Robin Wright, associate dean for faculty and academic affairs, presented a science education colloquium (“Why Content Isn’t Enough: Engaging Undergraduates as Emerging Colleagues”) and a teaching workshop (“Start Where You Are: Incorporating Scientific Teaching Principles Into Your Existing Lectures”) for biology faculty at Yale University in October. She also spoke about biology education at the University of Cincinnati earlier this month and the University of Florida and George Washington University earlier this semester. 

Kelaine Haas Zimmerman will join CBS Student Services as undergraduate research coordinator. She is currently completing her Ph.D. in genetics, cell biology and development at the University of Minnesota. Haas Zimmerman received her B.S. in biology with a minor in chemistry from Wake Forest University. She has experience with active learning classrooms and mentoring undergraduates. As undergraduate research coordinator, Haas Zimmerman will work to increase student involvement in undergraduate research through mentoring, developing workshops and resources for students, and serving as a point of contact for both students and faculty.

Kathryn Hanna (Biology Program) gave a presentation on “Best Practices for Internships” at the Midwest Cooperative Education and Internship Association (MCEIA) annual conference in Milwaukee in late October. She was also appointed to the MCEIA Leadership Council and serves as the Minnesota state director for the organization. 


November 30

Securing Intellectual Property

This session will feature an overview of intellectual property and procedures for cost-effectively securing intellectual property assets within science and technology-related businesses. Attorneys with extensive experience in securing and managing intellectual property in a broad range of industries will lead the discussion.

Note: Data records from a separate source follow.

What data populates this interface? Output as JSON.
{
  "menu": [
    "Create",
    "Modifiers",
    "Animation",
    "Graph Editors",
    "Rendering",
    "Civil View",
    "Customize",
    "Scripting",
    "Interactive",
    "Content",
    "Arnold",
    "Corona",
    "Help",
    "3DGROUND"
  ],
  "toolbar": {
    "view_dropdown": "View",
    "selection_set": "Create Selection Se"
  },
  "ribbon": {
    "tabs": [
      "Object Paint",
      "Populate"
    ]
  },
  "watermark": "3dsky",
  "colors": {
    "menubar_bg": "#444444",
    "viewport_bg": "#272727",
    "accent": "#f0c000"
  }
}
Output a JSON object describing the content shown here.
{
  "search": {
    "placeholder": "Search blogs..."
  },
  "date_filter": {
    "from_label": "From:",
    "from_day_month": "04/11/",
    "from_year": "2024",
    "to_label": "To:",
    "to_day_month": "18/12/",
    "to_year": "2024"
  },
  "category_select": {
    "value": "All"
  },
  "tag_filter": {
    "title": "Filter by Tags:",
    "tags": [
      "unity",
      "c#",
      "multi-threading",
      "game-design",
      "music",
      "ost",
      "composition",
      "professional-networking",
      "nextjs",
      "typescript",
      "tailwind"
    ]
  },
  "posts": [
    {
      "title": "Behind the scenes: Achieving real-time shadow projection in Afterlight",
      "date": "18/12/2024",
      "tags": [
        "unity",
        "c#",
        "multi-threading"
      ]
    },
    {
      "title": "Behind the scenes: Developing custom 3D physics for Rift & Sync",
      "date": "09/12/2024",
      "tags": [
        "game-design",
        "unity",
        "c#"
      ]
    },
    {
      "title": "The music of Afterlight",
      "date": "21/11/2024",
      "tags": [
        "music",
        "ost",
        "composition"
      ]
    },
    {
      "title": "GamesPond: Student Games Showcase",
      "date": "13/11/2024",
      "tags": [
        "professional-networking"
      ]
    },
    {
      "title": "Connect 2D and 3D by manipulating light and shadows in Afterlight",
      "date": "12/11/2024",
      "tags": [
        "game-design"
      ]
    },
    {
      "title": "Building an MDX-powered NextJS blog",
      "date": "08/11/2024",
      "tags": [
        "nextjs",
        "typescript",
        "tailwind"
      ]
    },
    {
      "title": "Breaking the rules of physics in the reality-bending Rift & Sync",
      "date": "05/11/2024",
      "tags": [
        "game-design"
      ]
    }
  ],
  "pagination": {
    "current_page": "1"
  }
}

2-206 Carlson School | West Bank | 4 p.m.

December 6

For Love of Lakes lecture and book signing

Attend a special lecture and book-signing event with CBS alumnus Darby Nelson. In his new book, For Love of Lakes, Nelson weaves together history, science and poetry in an affectionate account documenting our species’ long relationship with lakes and addresses the shortfall in stewardship over America’s 130,000 lakes. 

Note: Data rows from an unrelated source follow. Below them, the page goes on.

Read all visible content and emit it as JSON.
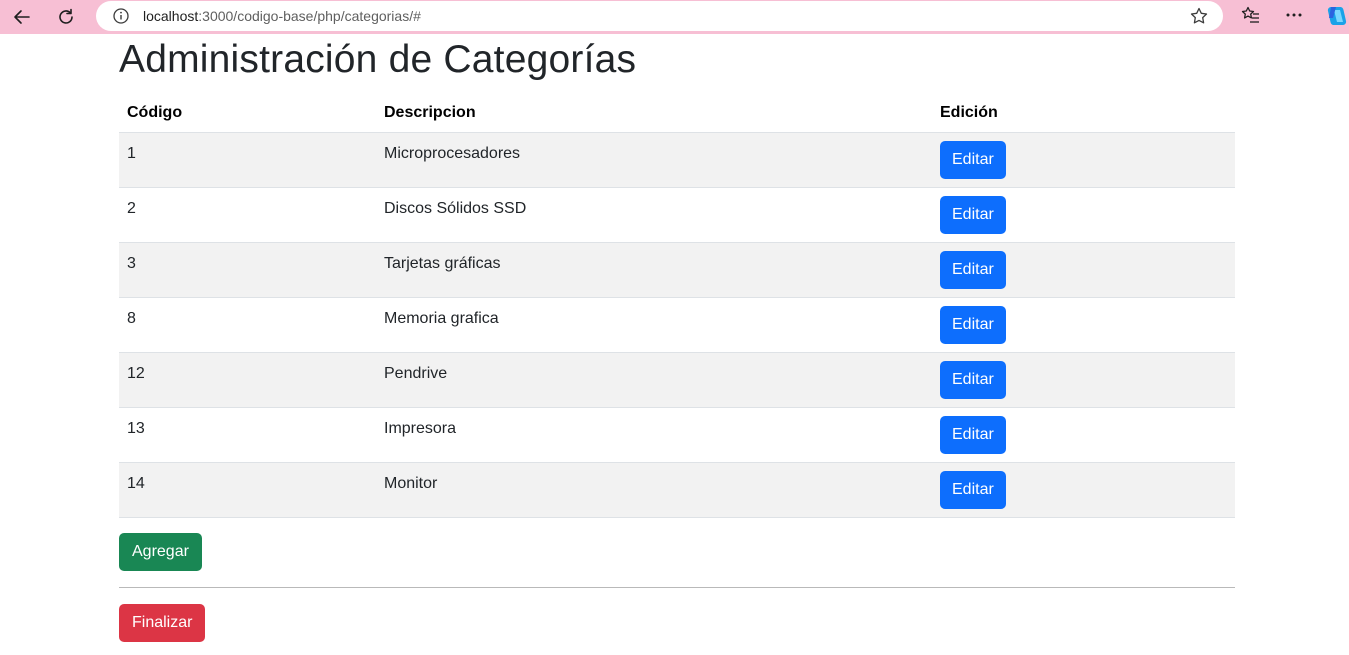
{
  "browser": {
    "url_host": "localhost",
    "url_rest": ":3000/codigo-base/php/categorias/#"
  },
  "page": {
    "title": "Administración de Categorías"
  },
  "table": {
    "headers": [
      "Código",
      "Descripcion",
      "Edición"
    ],
    "rows": [
      {
        "code": "1",
        "description": "Microprocesadores",
        "action": "Editar"
      },
      {
        "code": "2",
        "description": "Discos Sólidos SSD",
        "action": "Editar"
      },
      {
        "code": "3",
        "description": "Tarjetas gráficas",
        "action": "Editar"
      },
      {
        "code": "8",
        "description": "Memoria grafica",
        "action": "Editar"
      },
      {
        "code": "12",
        "description": "Pendrive",
        "action": "Editar"
      },
      {
        "code": "13",
        "description": "Impresora",
        "action": "Editar"
      },
      {
        "code": "14",
        "description": "Monitor",
        "action": "Editar"
      }
    ]
  },
  "actions": {
    "add_label": "Agregar",
    "finish_label": "Finalizar"
  },
  "colors": {
    "browser_bar": "#f7bfd4",
    "primary": "#0d6efd",
    "success": "#198754",
    "danger": "#dc3545"
  }
}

St. Paul Student Center | 7 p.m.


Science Bowl call for volunteers

Share your passion for science at the Minnesota Academy of Science’s Science Bowl for Middle and High School Students. Join other science professionals in providing an opportunity for over 250 students to apply their science and math knowledge in a competitive format similar to the game show Jeopardy. Volunteers are needed to serve as moderators, scorekeepers, timekeepers, scientific judges and many other roles. Sign up to volunteer at the January 20 event for high school students or the February 11 event for middle school students.

Upcoming UMN Libraries workshops

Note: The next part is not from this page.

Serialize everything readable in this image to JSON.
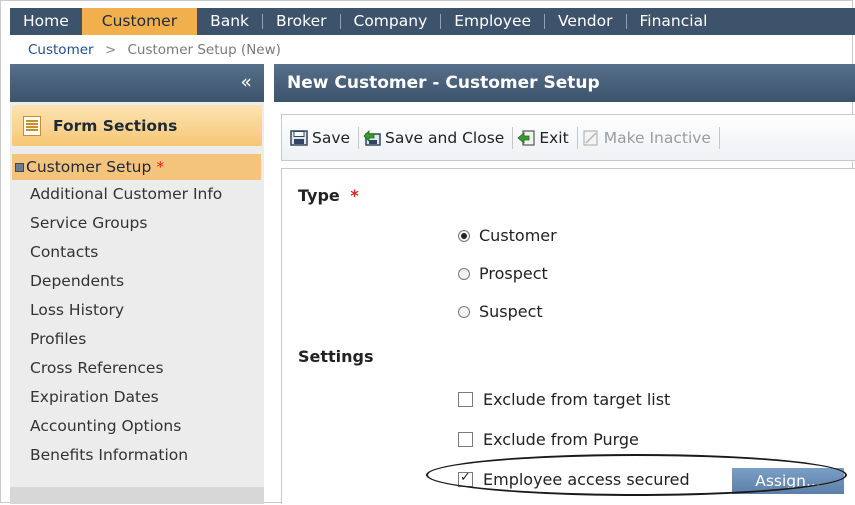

Coming up in November and December, the UMN Libraries will offer workshops on Better Data Searching, Copyright, Formatting Your Dissertation or Thesis in Word 2007, Grant Funding Search Tools and Resources and RefWorks Basics. For a complete schedule of workshops, visit the University Libraries website.

St. Paul GLBTA Climate Survey

There’s still time to respond to the survey sent by the St. Paul Campus Gay, Lesbian, Bisexual, Transgender (GLBT) and Ally Advisory Group to members of the St. Paul campus community in late October (subject line: “How Is the St. Paul Campus Treating You?”). The group will use the results to help enhance and improve campus climate for GLBT students, faculty and staff.

Development grants available for U of M retirees

The University Retirees Association is offering development grants for University retirees. Grants of up to $4,000 are open to faculty and P&A retirees who wish to continue their research or other professional work. The deadline for applications is December 9.